▶ **Task statement**: Make your reply a word-for-word repeat of the records.

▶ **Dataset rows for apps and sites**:
++++++++++++++++++++

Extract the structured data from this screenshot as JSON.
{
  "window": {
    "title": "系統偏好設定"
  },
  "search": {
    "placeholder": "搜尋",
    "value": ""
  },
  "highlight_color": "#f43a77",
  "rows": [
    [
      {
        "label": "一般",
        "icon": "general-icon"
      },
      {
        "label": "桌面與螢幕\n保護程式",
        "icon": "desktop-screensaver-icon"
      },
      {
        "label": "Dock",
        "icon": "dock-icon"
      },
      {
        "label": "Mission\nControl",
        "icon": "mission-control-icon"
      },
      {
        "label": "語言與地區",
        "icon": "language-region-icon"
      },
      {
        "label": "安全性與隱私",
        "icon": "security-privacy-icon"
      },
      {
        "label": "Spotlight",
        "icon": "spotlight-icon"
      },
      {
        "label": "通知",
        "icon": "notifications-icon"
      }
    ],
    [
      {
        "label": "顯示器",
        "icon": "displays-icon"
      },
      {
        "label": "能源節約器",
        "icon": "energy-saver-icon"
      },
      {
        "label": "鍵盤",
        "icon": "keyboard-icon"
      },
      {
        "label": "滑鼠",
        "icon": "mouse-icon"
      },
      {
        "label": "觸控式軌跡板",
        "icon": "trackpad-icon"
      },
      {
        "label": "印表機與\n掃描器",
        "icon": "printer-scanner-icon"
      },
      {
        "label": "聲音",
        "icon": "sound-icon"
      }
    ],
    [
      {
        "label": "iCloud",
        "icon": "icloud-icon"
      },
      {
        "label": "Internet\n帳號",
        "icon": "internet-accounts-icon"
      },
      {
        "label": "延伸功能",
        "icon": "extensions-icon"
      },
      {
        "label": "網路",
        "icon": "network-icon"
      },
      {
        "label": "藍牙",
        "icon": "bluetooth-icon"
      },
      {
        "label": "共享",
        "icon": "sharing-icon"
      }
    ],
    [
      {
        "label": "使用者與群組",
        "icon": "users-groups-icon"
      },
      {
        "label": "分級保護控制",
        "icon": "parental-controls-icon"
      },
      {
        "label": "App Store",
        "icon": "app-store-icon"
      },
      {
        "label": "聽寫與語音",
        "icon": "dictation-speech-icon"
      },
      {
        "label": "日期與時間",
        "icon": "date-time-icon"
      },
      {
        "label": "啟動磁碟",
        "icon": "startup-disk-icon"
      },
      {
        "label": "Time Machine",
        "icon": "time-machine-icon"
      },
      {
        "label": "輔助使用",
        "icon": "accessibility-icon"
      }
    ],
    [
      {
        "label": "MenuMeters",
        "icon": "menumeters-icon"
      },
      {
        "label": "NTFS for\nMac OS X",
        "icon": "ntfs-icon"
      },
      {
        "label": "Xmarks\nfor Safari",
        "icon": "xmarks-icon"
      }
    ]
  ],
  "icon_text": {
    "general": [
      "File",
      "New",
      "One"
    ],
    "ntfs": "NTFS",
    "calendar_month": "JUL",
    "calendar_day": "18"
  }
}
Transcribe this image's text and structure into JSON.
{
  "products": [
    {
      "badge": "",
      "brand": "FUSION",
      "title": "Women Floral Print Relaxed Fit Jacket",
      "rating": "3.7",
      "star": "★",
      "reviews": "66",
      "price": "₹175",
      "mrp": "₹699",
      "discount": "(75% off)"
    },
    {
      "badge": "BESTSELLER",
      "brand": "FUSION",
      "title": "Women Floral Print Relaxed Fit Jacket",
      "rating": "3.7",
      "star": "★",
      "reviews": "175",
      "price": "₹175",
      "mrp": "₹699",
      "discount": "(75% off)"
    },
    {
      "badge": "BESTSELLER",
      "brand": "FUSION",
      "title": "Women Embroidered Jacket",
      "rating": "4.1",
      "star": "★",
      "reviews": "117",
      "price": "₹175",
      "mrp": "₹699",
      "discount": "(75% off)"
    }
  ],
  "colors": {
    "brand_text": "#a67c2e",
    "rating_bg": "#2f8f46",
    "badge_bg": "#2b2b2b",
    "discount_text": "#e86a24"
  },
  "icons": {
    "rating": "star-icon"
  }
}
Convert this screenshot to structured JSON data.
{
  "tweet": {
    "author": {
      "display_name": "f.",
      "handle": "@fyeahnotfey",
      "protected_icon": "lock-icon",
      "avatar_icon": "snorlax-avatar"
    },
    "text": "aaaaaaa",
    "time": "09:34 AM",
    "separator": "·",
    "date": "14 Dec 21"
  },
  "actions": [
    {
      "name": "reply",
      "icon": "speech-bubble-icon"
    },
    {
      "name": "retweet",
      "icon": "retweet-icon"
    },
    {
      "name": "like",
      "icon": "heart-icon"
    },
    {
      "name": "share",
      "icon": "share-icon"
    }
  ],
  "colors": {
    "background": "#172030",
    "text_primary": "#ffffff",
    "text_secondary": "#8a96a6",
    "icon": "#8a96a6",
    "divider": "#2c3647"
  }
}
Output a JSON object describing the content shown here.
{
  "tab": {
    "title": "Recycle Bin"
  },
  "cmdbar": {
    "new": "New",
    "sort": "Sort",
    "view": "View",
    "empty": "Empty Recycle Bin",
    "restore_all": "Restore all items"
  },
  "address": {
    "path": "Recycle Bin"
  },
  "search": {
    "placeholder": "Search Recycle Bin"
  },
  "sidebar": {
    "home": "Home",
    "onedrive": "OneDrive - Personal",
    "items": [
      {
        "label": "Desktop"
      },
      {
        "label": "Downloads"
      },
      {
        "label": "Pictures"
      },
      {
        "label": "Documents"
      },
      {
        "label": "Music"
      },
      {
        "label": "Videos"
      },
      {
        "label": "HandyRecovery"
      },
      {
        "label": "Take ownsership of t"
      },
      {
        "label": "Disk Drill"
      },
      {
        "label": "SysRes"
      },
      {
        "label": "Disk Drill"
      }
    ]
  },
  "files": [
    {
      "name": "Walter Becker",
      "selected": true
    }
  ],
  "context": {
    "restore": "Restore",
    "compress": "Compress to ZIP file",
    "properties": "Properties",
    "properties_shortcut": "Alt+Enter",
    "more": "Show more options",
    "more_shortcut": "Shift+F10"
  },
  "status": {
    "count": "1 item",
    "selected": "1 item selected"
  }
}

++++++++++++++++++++

▶ **Solved problem**:
Extract the structured data from this screenshot as JSON.
{
  "window": {
    "title": "系統偏好設定"
  },
  "search": {
    "placeholder": "搜尋",
    "value": ""
  },
  "highlight_color": "#f43a77",
  "rows": [
    [
      {
        "label": "一般",
        "icon": "general-icon"
      },
      {
        "label": "桌面與螢幕\n保護程式",
        "icon": "desktop-screensaver-icon"
      },
      {
        "label": "Dock",
        "icon": "dock-icon"
      },
      {
        "label": "Mission\nControl",
        "icon": "mission-control-icon"
      },
      {
        "label": "語言與地區",
        "icon": "language-region-icon"
      },
      {
        "label": "安全性與隱私",
        "icon": "security-privacy-icon"
      },
      {
        "label": "Spotlight",
        "icon": "spotlight-icon"
      },
      {
        "label": "通知",
        "icon": "notifications-icon"
      }
    ],
    [
      {
        "label": "顯示器",
        "icon": "displays-icon"
      },
      {
        "label": "能源節約器",
        "icon": "energy-saver-icon"
      },
      {
        "label": "鍵盤",
        "icon": "keyboard-icon"
      },
      {
        "label": "滑鼠",
        "icon": "mouse-icon"
      },
      {
        "label": "觸控式軌跡板",
        "icon": "trackpad-icon"
      },
      {
        "label": "印表機與\n掃描器",
        "icon": "printer-scanner-icon"
      },
      {
        "label": "聲音",
        "icon": "sound-icon"
      }
    ],
    [
      {
        "label": "iCloud",
        "icon": "icloud-icon"
      },
      {
        "label": "Internet\n帳號",
        "icon": "internet-accounts-icon"
      },
      {
        "label": "延伸功能",
        "icon": "extensions-icon"
      },
      {
        "label": "網路",
        "icon": "network-icon"
      },
      {
        "label": "藍牙",
        "icon": "bluetooth-icon"
      },
      {
        "label": "共享",
        "icon": "sharing-icon"
      }
    ],
    [
      {
        "label": "使用者與群組",
        "icon": "users-groups-icon"
      },
      {
        "label": "分級保護控制",
        "icon": "parental-controls-icon"
      },
      {
        "label": "App Store",
        "icon": "app-store-icon"
      },
      {
        "label": "聽寫與語音",
        "icon": "dictation-speech-icon"
      },
      {
        "label": "日期與時間",
        "icon": "date-time-icon"
      },
      {
        "label": "啟動磁碟",
        "icon": "startup-disk-icon"
      },
      {
        "label": "Time Machine",
        "icon": "time-machine-icon"
      },
      {
        "label": "輔助使用",
        "icon": "accessibility-icon"
      }
    ],
    [
      {
        "label": "MenuMeters",
        "icon": "menumeters-icon"
      },
      {
        "label": "NTFS for\nMac OS X",
        "icon": "ntfs-icon"
      },
      {
        "label": "Xmarks\nfor Safari",
        "icon": "xmarks-icon"
      }
    ]
  ],
  "icon_text": {
    "general": [
      "File",
      "New",
      "One"
    ],
    "ntfs": "NTFS",
    "calendar_month": "JUL",
    "calendar_day": "18"
  }
}
Transcribe this image's text and structure into JSON.
{
  "products": [
    {
      "badge": "",
      "brand": "FUSION",
      "title": "Women Floral Print Relaxed Fit Jacket",
      "rating": "3.7",
      "star": "★",
      "reviews": "66",
      "price": "₹175",
      "mrp": "₹699",
      "discount": "(75% off)"
    },
    {
      "badge": "BESTSELLER",
      "brand": "FUSION",
      "title": "Women Floral Print Relaxed Fit Jacket",
      "rating": "3.7",
      "star": "★",
      "reviews": "175",
      "price": "₹175",
      "mrp": "₹699",
      "discount": "(75% off)"
    },
    {
      "badge": "BESTSELLER",
      "brand": "FUSION",
      "title": "Women Embroidered Jacket",
      "rating": "4.1",
      "star": "★",
      "reviews": "117",
      "price": "₹175",
      "mrp": "₹699",
      "discount": "(75% off)"
    }
  ],
  "colors": {
    "brand_text": "#a67c2e",
    "rating_bg": "#2f8f46",
    "badge_bg": "#2b2b2b",
    "discount_text": "#e86a24"
  },
  "icons": {
    "rating": "star-icon"
  }
}
Convert this screenshot to structured JSON data.
{
  "tweet": {
    "author": {
      "display_name": "f.",
      "handle": "@fyeahnotfey",
      "protected_icon": "lock-icon",
      "avatar_icon": "snorlax-avatar"
    },
    "text": "aaaaaaa",
    "time": "09:34 AM",
    "separator": "·",
    "date": "14 Dec 21"
  },
  "actions": [
    {
      "name": "reply",
      "icon": "speech-bubble-icon"
    },
    {
      "name": "retweet",
      "icon": "retweet-icon"
    },
    {
      "name": "like",
      "icon": "heart-icon"
    },
    {
      "name": "share",
      "icon": "share-icon"
    }
  ],
  "colors": {
    "background": "#172030",
    "text_primary": "#ffffff",
    "text_secondary": "#8a96a6",
    "icon": "#8a96a6",
    "divider": "#2c3647"
  }
}
Output a JSON object describing the content shown here.
{
  "tab": {
    "title": "Recycle Bin"
  },
  "cmdbar": {
    "new": "New",
    "sort": "Sort",
    "view": "View",
    "empty": "Empty Recycle Bin",
    "restore_all": "Restore all items"
  },
  "address": {
    "path": "Recycle Bin"
  },
  "search": {
    "placeholder": "Search Recycle Bin"
  },
  "sidebar": {
    "home": "Home",
    "onedrive": "OneDrive - Personal",
    "items": [
      {
        "label": "Desktop"
      },
      {
        "label": "Downloads"
      },
      {
        "label": "Pictures"
      },
      {
        "label": "Documents"
      },
      {
        "label": "Music"
      },
      {
        "label": "Videos"
      },
      {
        "label": "HandyRecovery"
      },
      {
        "label": "Take ownsership of t"
      },
      {
        "label": "Disk Drill"
      },
      {
        "label": "SysRes"
      },
      {
        "label": "Disk Drill"
      }
    ]
  },
  "files": [
    {
      "name": "Walter Becker",
      "selected": true
    }
  ],
  "context": {
    "restore": "Restore",
    "compress": "Compress to ZIP file",
    "properties": "Properties",
    "properties_shortcut": "Alt+Enter",
    "more": "Show more options",
    "more_shortcut": "Shift+F10"
  },
  "status": {
    "count": "1 item",
    "selected": "1 item selected"
  }
}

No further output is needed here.